TASK DIRECTIONS »
Each line of the data that includes "legend" must be copied.

▬▬▬▬▬▬

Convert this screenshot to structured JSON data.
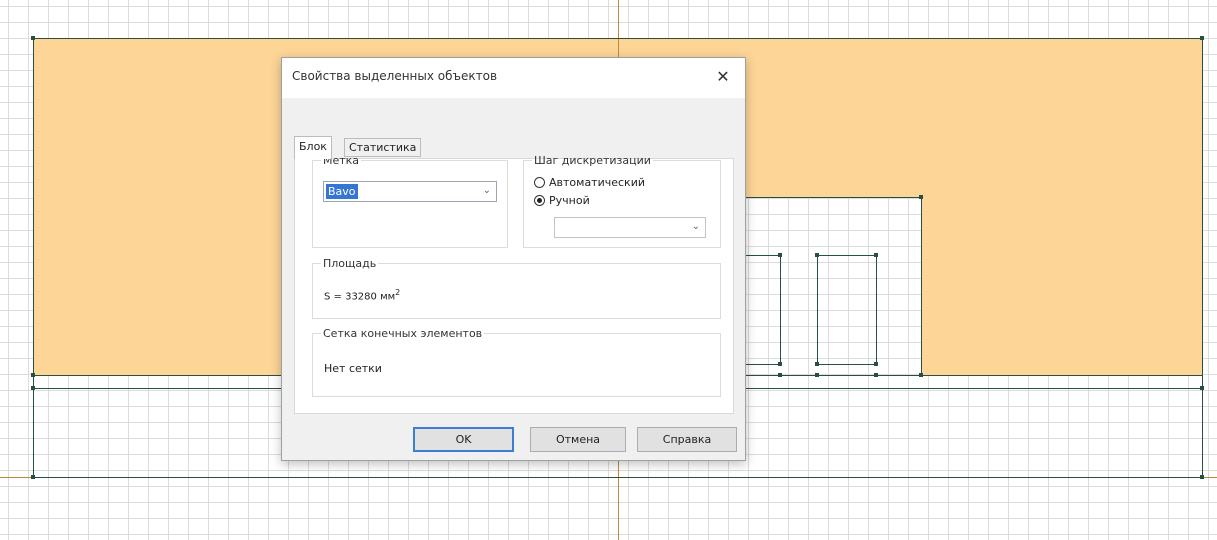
{
  "dialog": {
    "title": "Свойства выделенных объектов",
    "close_glyph": "✕",
    "tabs": [
      {
        "label": "Блок",
        "active": true
      },
      {
        "label": "Статистика",
        "active": false
      }
    ],
    "label_group": {
      "legend": "Метка",
      "selected_value": "Bavo"
    },
    "step_group": {
      "legend": "Шаг дискретизации",
      "options": [
        {
          "label": "Автоматический",
          "selected": false
        },
        {
          "label": "Ручной",
          "selected": true
        }
      ],
      "manual_value": ""
    },
    "area_group": {
      "legend": "Площадь",
      "prefix": "S = 33280 мм",
      "superscript": "2"
    },
    "mesh_group": {
      "legend": "Сетка конечных элементов",
      "value": "Нет сетки"
    },
    "buttons": {
      "ok": "OK",
      "cancel": "Отмена",
      "help": "Справка"
    }
  },
  "colors": {
    "selected_region": "#fcd597",
    "geometry_edges": "#27513f",
    "axis": "#c08a3a",
    "default_button_border": "#3c7fd1"
  }
}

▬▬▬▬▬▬

WRITTEN SOLUTION »
      "legend": "Метка",
      "legend": "Шаг дискретизации",
      "legend": "Площадь",
      "legend": "Сетка конечных элементов",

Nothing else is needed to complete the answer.